* REQUIREMENT: Each entry below must be repeated exactly. Leave the pictures out of it.

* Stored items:
+---+

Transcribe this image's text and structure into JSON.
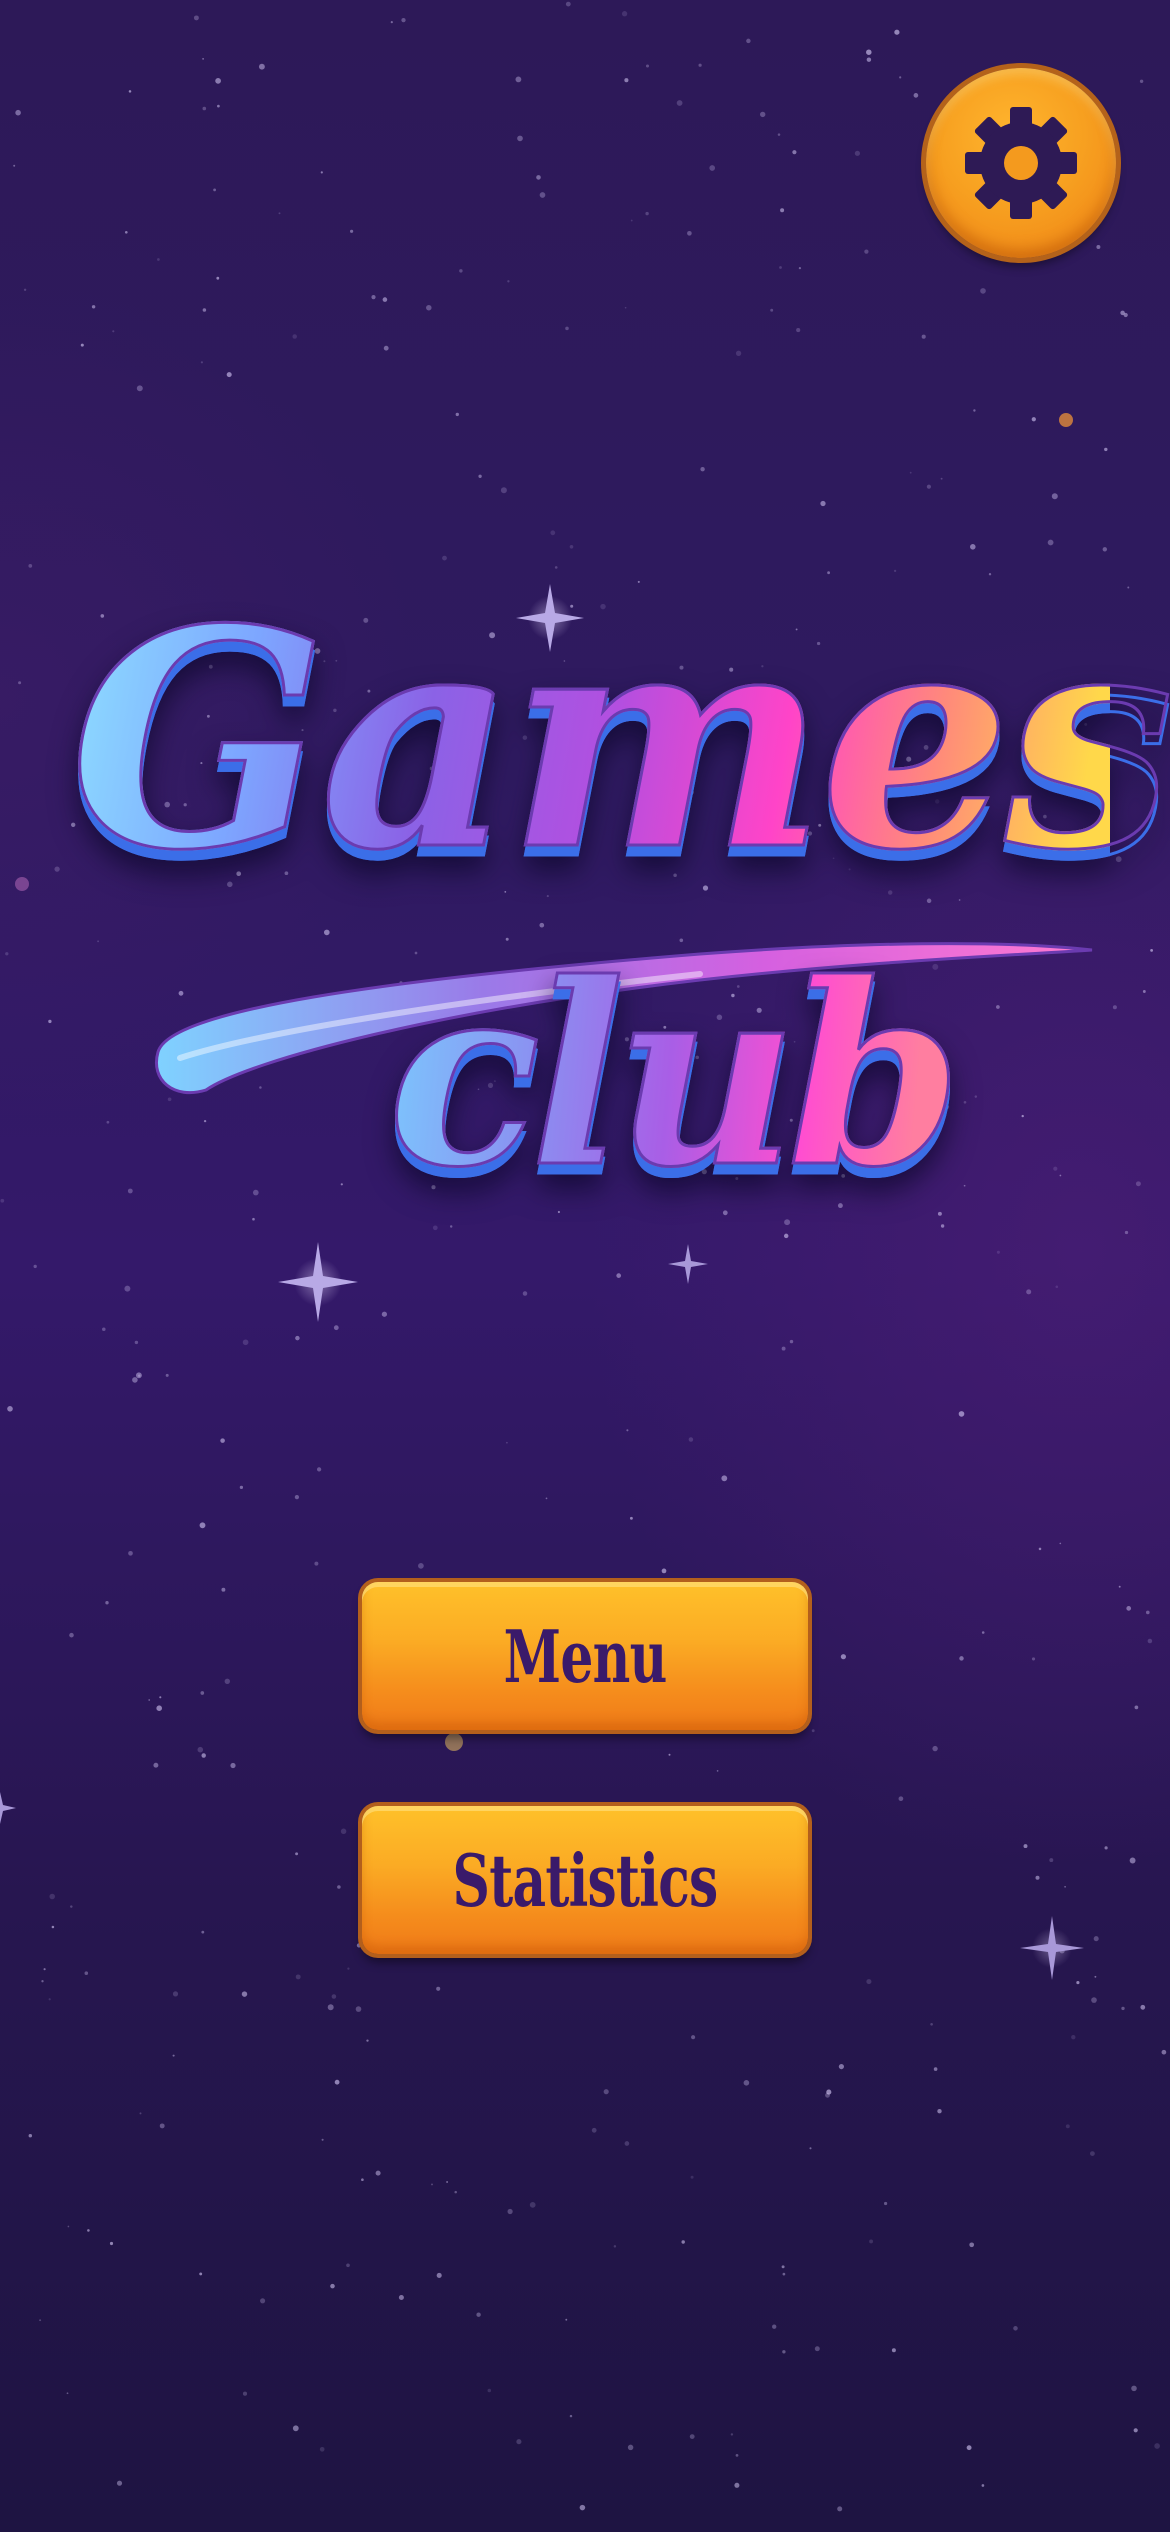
{
  "logo": {
    "title": "Games",
    "subtitle": "club"
  },
  "settings": {
    "icon": "gear-icon"
  },
  "buttons": {
    "menu_label": "Menu",
    "statistics_label": "Statistics"
  },
  "colors": {
    "background": "#2d1958",
    "button_orange": "#f7a020",
    "button_text": "#3a1a6a",
    "gear": "#2e1a55"
  }
}
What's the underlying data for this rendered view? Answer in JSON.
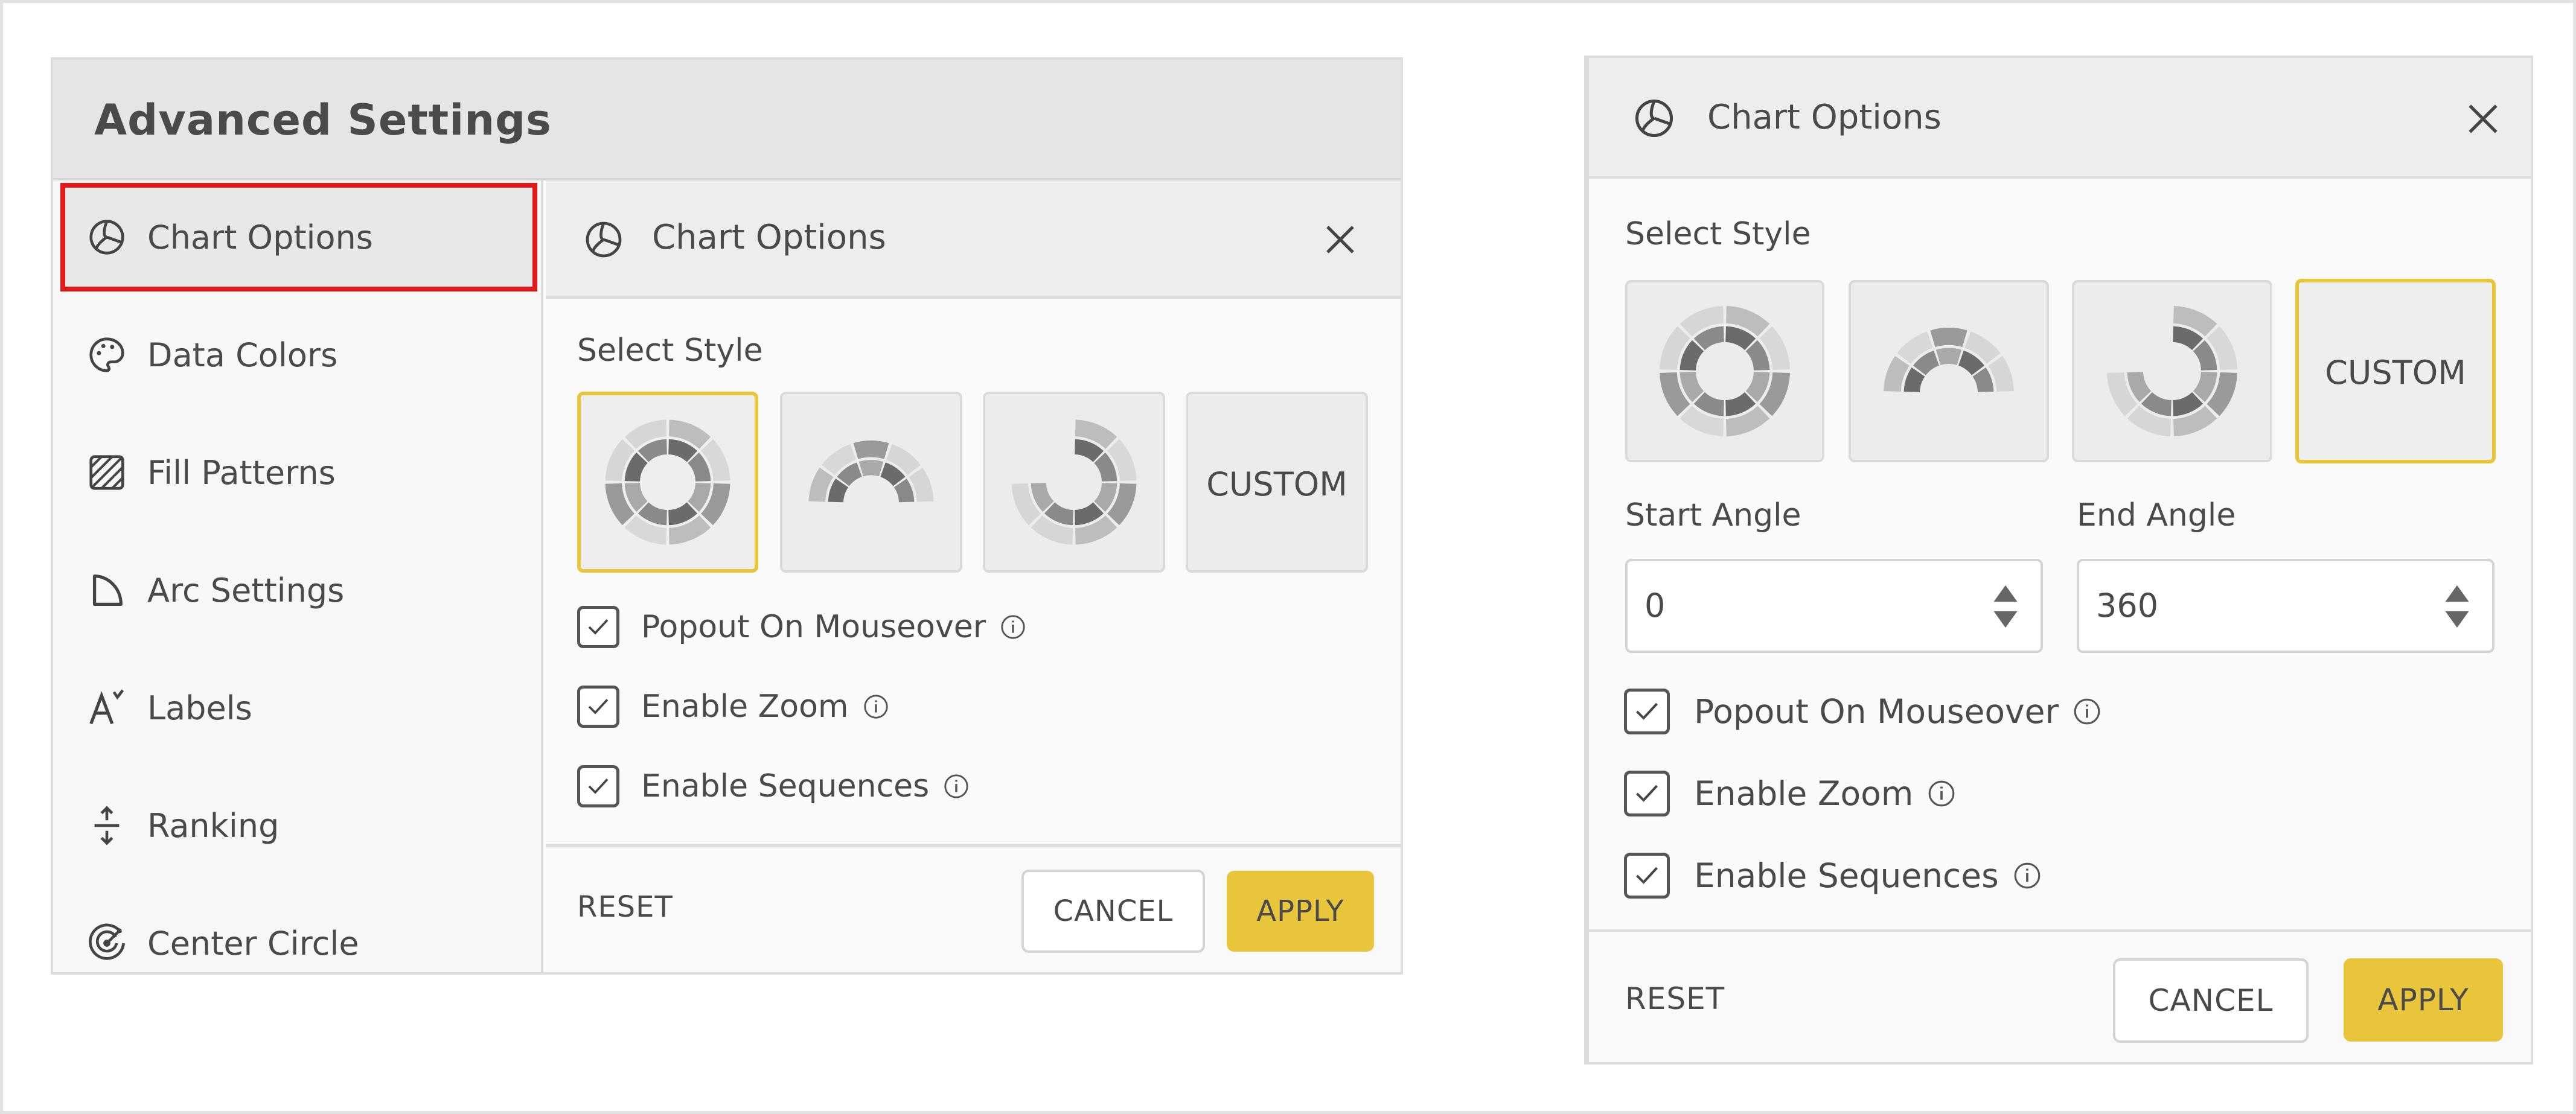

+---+

* OUTPUT FOR THIS TASK:
Transcribe this image's text and structure into JSON.
{
  "logo": {
    "title": "Games",
    "subtitle": "club"
  },
  "settings": {
    "icon": "gear-icon"
  },
  "buttons": {
    "menu_label": "Menu",
    "statistics_label": "Statistics"
  },
  "colors": {
    "background": "#2d1958",
    "button_orange": "#f7a020",
    "button_text": "#3a1a6a",
    "gear": "#2e1a55"
  }
}
What's the underlying data for this rendered view? Answer in JSON.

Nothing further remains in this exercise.